This assignment became frustrating for me because I was struggling with the client and the media. Looking in my local supermarkets today there is little deviation from photography in the fruit and veg displays; my attempts to use various media made me feel clumsy and inexperienced and I struggled to find a way to control what I was painting or drawing.
What turned this around for me was breaking free of the reality of my own supermarket experience and going shopping in an imaginary dystopian hell instead… or maybe that’s just letting out how I feel about our own system of consumption?!
The images that I have produced are not suitable for use, here, in the real world. They are part of an exaggerated imaginary world and would be in bad taste or too partisan for a retail business to use. Even United Colours of Benneton might have shied away from these.
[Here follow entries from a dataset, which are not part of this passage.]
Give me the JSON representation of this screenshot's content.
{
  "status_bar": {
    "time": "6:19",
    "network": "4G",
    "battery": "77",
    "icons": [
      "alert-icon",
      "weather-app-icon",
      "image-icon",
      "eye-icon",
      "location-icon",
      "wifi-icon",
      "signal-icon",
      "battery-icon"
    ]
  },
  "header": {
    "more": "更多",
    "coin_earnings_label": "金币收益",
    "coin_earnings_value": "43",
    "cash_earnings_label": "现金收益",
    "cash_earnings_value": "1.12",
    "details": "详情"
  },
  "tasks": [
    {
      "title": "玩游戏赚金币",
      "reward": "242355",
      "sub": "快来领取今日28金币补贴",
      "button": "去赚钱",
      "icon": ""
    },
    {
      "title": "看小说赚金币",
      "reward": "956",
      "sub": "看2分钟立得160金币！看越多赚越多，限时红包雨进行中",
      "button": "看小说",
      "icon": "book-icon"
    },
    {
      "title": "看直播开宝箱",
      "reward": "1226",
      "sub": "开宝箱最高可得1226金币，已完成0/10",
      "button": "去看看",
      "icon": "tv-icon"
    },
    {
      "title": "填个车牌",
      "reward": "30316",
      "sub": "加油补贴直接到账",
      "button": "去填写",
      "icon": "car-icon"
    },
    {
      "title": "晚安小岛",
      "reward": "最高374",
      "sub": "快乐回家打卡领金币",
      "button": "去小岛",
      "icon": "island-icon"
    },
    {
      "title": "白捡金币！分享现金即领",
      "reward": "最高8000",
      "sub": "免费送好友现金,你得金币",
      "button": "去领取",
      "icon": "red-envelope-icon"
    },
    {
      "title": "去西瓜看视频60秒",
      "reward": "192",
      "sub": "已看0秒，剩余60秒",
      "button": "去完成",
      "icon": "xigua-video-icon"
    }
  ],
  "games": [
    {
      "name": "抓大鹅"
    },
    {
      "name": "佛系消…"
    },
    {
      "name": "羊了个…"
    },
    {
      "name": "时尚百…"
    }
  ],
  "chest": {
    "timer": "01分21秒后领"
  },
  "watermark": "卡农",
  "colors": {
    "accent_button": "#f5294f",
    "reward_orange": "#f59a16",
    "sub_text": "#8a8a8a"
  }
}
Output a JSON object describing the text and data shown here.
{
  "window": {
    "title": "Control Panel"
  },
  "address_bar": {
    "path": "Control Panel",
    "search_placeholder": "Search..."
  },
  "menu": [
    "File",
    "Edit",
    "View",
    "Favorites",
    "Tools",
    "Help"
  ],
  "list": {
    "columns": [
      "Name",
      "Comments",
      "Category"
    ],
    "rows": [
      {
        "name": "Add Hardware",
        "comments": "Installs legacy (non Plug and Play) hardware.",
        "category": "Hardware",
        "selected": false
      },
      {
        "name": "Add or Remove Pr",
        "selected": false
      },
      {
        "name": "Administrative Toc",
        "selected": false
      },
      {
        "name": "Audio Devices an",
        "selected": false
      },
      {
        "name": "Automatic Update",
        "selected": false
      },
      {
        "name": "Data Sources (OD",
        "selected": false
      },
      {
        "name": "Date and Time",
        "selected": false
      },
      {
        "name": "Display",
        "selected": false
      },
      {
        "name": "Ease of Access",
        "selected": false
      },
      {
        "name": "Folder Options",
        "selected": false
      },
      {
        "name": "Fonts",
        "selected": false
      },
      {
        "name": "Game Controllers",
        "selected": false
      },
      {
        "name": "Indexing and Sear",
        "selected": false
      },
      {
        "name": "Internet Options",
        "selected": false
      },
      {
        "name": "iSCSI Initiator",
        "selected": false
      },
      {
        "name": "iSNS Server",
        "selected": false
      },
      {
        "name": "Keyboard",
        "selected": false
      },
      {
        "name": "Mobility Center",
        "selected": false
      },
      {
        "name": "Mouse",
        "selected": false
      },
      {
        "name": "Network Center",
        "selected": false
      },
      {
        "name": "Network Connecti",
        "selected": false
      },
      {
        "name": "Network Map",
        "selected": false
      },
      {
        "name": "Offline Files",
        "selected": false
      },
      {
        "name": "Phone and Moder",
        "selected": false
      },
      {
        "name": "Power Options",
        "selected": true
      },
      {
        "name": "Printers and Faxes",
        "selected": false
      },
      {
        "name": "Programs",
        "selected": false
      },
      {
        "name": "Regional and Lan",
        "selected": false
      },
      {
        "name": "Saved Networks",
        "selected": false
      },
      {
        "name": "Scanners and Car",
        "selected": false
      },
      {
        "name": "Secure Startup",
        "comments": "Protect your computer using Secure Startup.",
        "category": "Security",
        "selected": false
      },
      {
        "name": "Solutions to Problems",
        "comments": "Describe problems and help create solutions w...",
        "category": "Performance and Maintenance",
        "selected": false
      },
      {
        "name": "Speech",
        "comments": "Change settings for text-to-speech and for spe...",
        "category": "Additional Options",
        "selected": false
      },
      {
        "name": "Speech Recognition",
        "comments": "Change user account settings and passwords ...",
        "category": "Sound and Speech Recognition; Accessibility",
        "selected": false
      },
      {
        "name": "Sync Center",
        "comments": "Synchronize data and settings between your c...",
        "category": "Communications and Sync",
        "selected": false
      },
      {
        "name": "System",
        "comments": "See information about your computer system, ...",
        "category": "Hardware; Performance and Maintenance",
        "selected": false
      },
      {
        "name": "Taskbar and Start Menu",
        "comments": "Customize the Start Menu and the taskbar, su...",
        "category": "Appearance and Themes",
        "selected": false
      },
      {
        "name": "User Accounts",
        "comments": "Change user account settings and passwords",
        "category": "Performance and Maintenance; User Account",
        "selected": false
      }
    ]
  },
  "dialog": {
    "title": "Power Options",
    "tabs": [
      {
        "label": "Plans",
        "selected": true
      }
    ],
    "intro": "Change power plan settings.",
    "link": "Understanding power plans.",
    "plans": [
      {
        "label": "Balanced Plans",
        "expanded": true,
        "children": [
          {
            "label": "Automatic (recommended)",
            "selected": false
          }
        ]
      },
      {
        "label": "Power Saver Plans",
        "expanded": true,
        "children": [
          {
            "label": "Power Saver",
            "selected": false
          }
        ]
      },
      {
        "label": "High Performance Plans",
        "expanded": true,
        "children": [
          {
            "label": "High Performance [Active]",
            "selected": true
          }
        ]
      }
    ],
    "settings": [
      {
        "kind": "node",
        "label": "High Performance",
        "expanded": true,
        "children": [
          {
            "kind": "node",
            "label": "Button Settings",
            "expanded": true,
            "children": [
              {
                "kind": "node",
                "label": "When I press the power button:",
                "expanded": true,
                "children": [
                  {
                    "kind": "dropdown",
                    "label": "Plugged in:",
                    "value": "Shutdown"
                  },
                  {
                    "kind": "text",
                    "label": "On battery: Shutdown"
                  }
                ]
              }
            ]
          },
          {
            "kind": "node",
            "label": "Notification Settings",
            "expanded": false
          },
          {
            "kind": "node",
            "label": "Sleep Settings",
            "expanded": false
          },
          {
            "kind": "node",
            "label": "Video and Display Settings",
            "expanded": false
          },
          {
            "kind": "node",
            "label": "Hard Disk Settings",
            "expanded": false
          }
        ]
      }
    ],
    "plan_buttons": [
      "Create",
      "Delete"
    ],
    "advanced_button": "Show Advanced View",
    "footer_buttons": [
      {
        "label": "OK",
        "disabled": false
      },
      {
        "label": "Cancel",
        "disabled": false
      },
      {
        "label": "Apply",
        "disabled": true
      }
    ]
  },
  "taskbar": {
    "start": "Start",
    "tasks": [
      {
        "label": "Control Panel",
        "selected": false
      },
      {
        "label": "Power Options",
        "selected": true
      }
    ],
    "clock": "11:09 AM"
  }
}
So my solution has become one of divide and seduce – the customers are asked to choose a side and support it. This is not unlike some current systems of supermarket sales where decoy alternatives are on sale in order to make the other choices more appealing… my customers will be buying aubergines because they don’t want to be associated with the strawberry crowd… or vice-versa.
I’ve re-discovered Photoshop as a tool during this assignment. I am sure that if I spend sufficient time using watercolour, oils, inks or pencils that I could produce the intended colouring using those media but, for the moment, I’ve realised that I’ve already but in the hours to understand Photoshop so it has become a tool that I can turn to new uses – such as illustration rather than photo-retouching – provided I can see in my mind what I’m trying to achieve.
Finally… sorry this took so long!